1 June 2020
New Zealand Army Brigadier Michael Shapland has received a Distinguished Service Decoration in the Queen’s Birthday Honours for his 35 years of service to the New Zealand Defence Force.
Brigadier Shapland, who lives in Wellington, has served in a variety of appointments in New Zealand and overseas during his lengthy career, notably in South Sudan from May 2018 to May 2019.
Brigadier Shapland was the Force Chief of Staff to the United Nations Mission in South Sudan (UNMISS), responsible for the planning, conduct and oversight of peacekeeping operations for more than 14,000 military staff from more than 60 countries.
His citation said in the role he demonstrated interpersonal and political expertise, military strategy and leadership in support of the mission, which became instrumental in protecting the people of South Sudan. This involved dealing with human rights violations and other atrocities in one of the most dangerous and demanding peacekeeping missions in the world.
“He instigated a number of key initiatives within the UNMISS Force to improve operational efficiency of the military component,” the citation said. “He also championed the United Nations Security Council Resolution 1325 on women, peace and security by supporting greater roles for women in command, staff and force roles.
“Brigadier Shapland’s contributions were recognised by both the Force Commander and Deputy Force Commander of UNMISS as exceeding reasonable expectations. He sets an inspiring example of selfless service for New Zealanders.

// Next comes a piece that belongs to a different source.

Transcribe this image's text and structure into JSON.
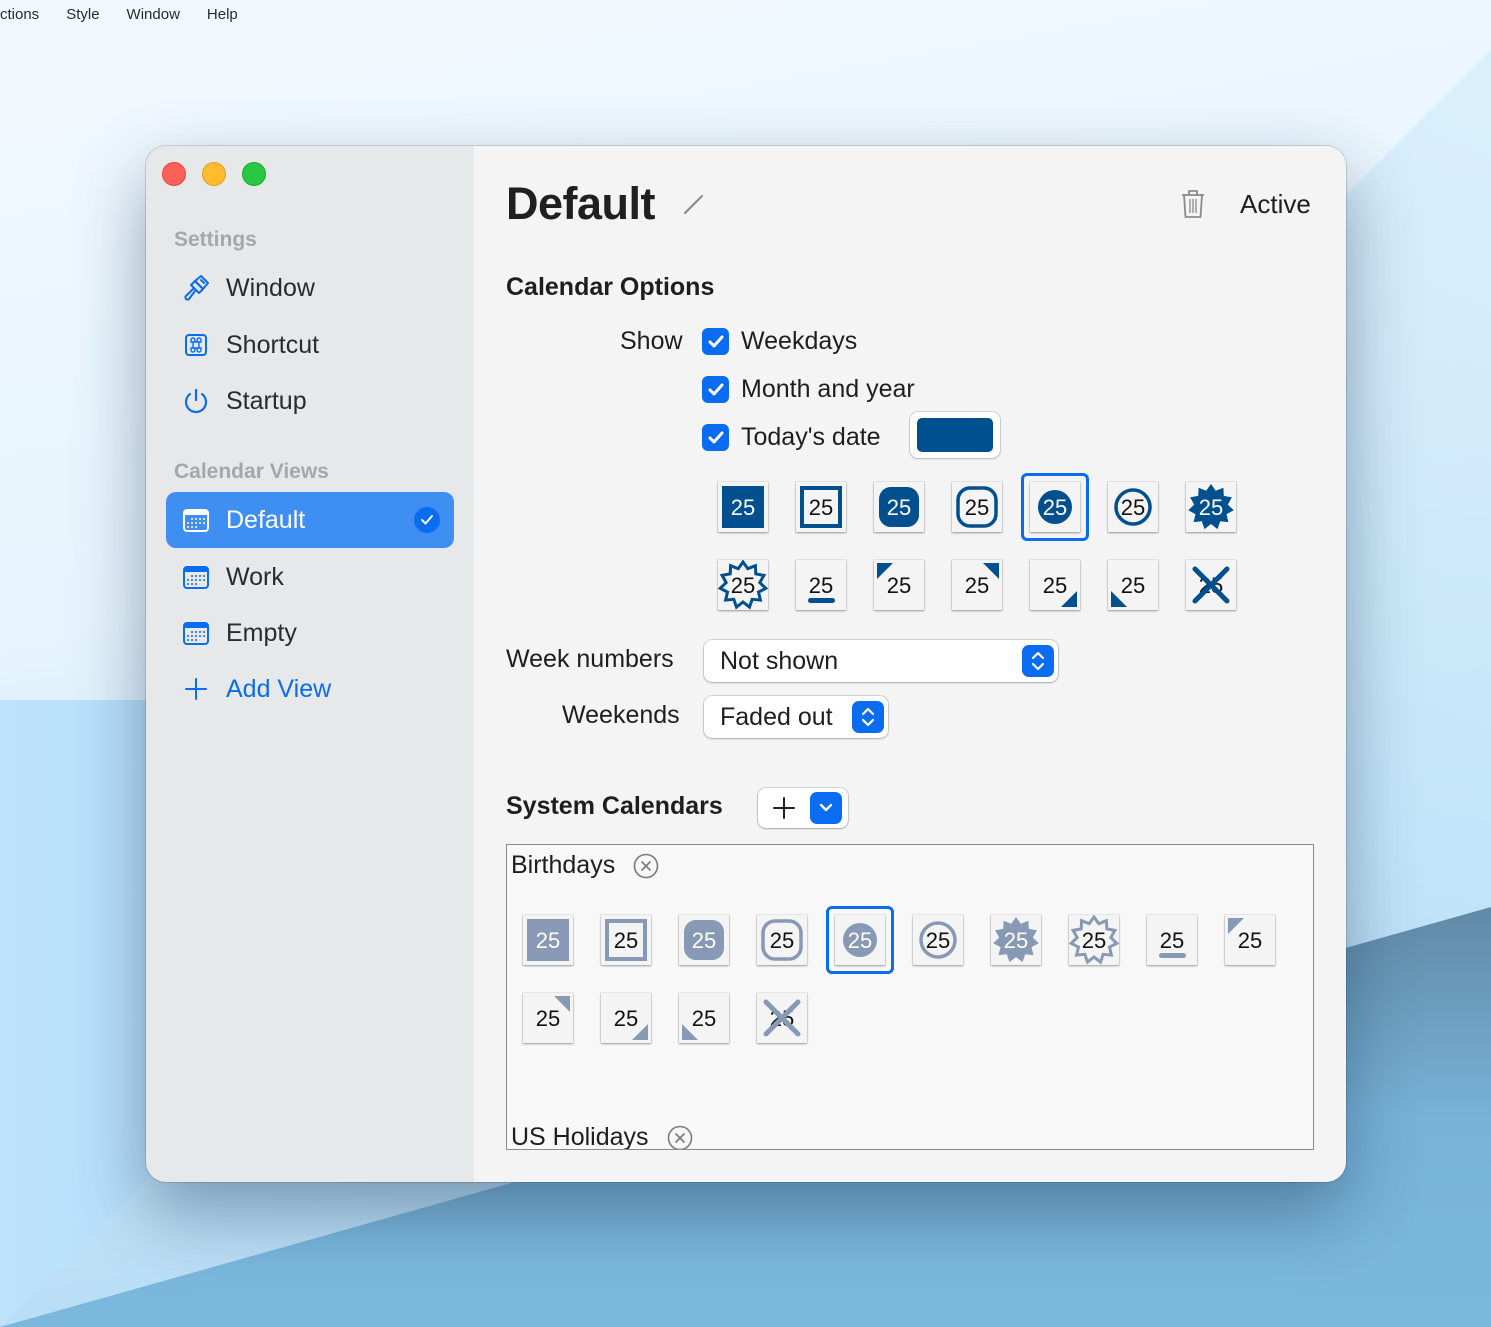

“His latest United Nations deployment represents the culmination of his loyal and dedicated service over the last 35 years, and has enhanced the reputation of the New Zealand Defence Force and of New Zealanders in the United Nations organisation and internationally.”

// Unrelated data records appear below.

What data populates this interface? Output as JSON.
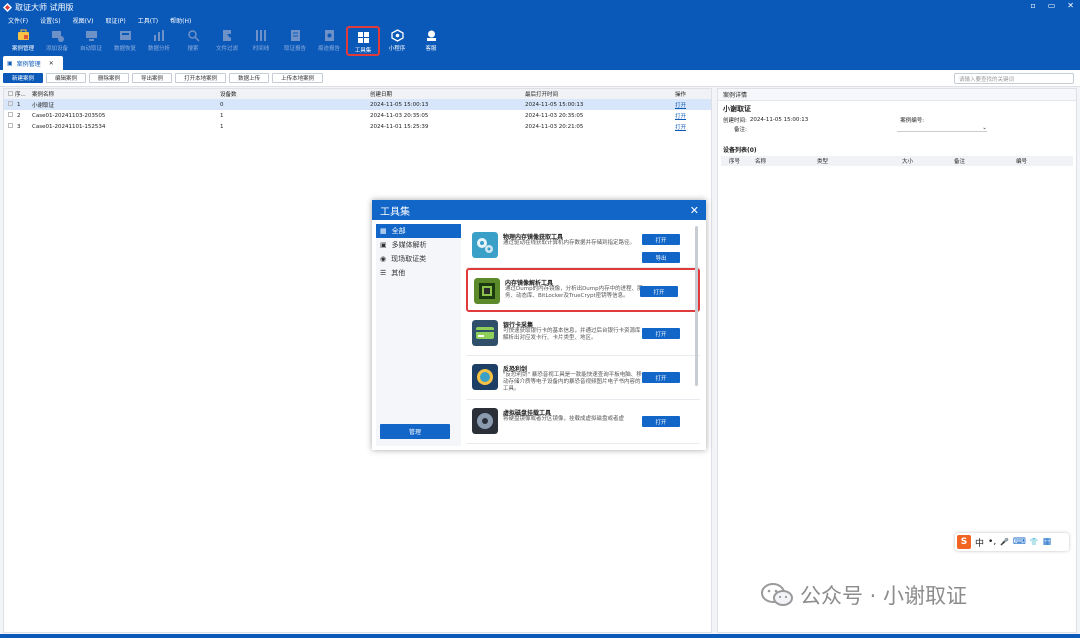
{
  "window": {
    "title": "取证大师 试用版",
    "controls": [
      "▫",
      "▭",
      "✕"
    ]
  },
  "menu": [
    "文件(F)",
    "设置(S)",
    "视图(V)",
    "取证(P)",
    "工具(T)",
    "帮助(H)"
  ],
  "toolbar": [
    {
      "label": "案例管理",
      "icon": "case-management-icon",
      "dim": false
    },
    {
      "label": "添加设备",
      "icon": "add-device-icon",
      "dim": true
    },
    {
      "label": "自动取证",
      "icon": "auto-forensics-icon",
      "dim": true
    },
    {
      "label": "数据恢复",
      "icon": "data-recovery-icon",
      "dim": true
    },
    {
      "label": "数据分析",
      "icon": "data-analysis-icon",
      "dim": true
    },
    {
      "label": "搜索",
      "icon": "search-icon",
      "dim": true
    },
    {
      "label": "文件过滤",
      "icon": "file-filter-icon",
      "dim": true
    },
    {
      "label": "时间线",
      "icon": "timeline-icon",
      "dim": true
    },
    {
      "label": "取证报告",
      "icon": "report-icon",
      "dim": true
    },
    {
      "label": "痕迹报告",
      "icon": "trace-report-icon",
      "dim": true
    },
    {
      "label": "工具集",
      "icon": "toolset-icon",
      "dim": false
    },
    {
      "label": "小程序",
      "icon": "miniprogram-icon",
      "dim": false
    },
    {
      "label": "客服",
      "icon": "customer-service-icon",
      "dim": false
    }
  ],
  "tab": {
    "label": "案例管理"
  },
  "actions": [
    "新建案例",
    "编辑案例",
    "删除案例",
    "导出案例",
    "打开本地案例",
    "数据上传",
    "上传本地案例"
  ],
  "search_placeholder": "请输入要查找的关键词",
  "case_table": {
    "columns": [
      "序...",
      "案例名称",
      "设备数",
      "创建日期",
      "最后打开时间",
      "操作"
    ],
    "rows": [
      [
        "1",
        "小谢取证",
        "0",
        "2024-11-05 15:00:13",
        "2024-11-05 15:00:13",
        "打开"
      ],
      [
        "2",
        "Case01-20241103-203505",
        "1",
        "2024-11-03 20:35:05",
        "2024-11-03 20:35:05",
        "打开"
      ],
      [
        "3",
        "Case01-20241101-152534",
        "1",
        "2024-11-01 15:25:39",
        "2024-11-03 20:21:05",
        "打开"
      ]
    ]
  },
  "detail": {
    "header": "案例详情",
    "name": "小谢取证",
    "created_label": "创建时间:",
    "created_value": "2024-11-05 15:00:13",
    "number_label": "案例编号:",
    "note_label": "备注:",
    "devices_label": "设备列表(0)",
    "device_columns": [
      "序号",
      "名称",
      "类型",
      "大小",
      "备注",
      "编号"
    ]
  },
  "dialog": {
    "title": "工具集",
    "categories": [
      {
        "label": "全部",
        "icon": "grid-icon"
      },
      {
        "label": "多媒体解析",
        "icon": "media-icon"
      },
      {
        "label": "现场取证类",
        "icon": "location-icon"
      },
      {
        "label": "其他",
        "icon": "list-icon"
      }
    ],
    "manage_label": "管理",
    "tools": [
      {
        "title": "物理内存镜像获取工具",
        "desc": "通过驱动在线获取计算机内存数据并存储到指定路径。",
        "open": "打开",
        "export": "导出",
        "icon": "gears-icon"
      },
      {
        "title": "内存镜像解析工具",
        "desc": "通过Dump的内存镜像，分析出Dump内存中的进程、服务、动态库、BitLocker及TrueCrypt密钥等信息。",
        "open": "打开",
        "icon": "memory-chip-icon"
      },
      {
        "title": "银行卡采集",
        "desc": "可快速获取银行卡的基本信息，并通过后台银行卡资源库解析出对应发卡行、卡片类型、地区。",
        "open": "打开",
        "icon": "bank-card-icon"
      },
      {
        "title": "反恐利剑",
        "desc": "\"反恐利剑\" 暴恐音视工具是一款能快速查询平板电脑、移动存储介质等电子设备内的暴恐音视频图片电子书内容的工具。",
        "open": "打开",
        "icon": "shield-icon"
      },
      {
        "title": "虚拟磁盘挂载工具",
        "desc": "将硬盘镜像或者分区镜像，挂载成虚拟磁盘或者虚",
        "open": "打开",
        "icon": "disk-mount-icon"
      }
    ]
  },
  "ime": {
    "items": [
      "中",
      "•,",
      "🎤",
      "⌨",
      "👕",
      "▦"
    ]
  },
  "watermark": {
    "text": "公众号 · 小谢取证"
  }
}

Brigadier Shapland said he was honoured to receive the decoration.
“I am very proud to get this recognition,” he said. “It also reflects on the sacrifices my family has had to make while I have been away on deployment.”
Brigadier Shapland, who grew up in Christchurch, joined the Army almost by accident in 1984, having started to study law at Canterbury University. However, a chat after a rugby game with then Captain Ants Howie, an Army recruiting officer, convinced him of the opportunities available in the military.
And he hasn’t been disappointed.
“The experiences, challenges and opportunities that I have had throughout my military career have been amazing,” he said.
“I am still excited about getting out of bed every morning and going to the office. The difference from a military perspective is that that office could be anywhere in the world.”
He found the South Sudan posting long and testing, but extremely rewarding because of the opportunities to contribute and make a difference in that country.
“The deployment hinged significantly on relationships and being able to work across the multi-national military, police, and civilian sectors assisted greatly,” he said.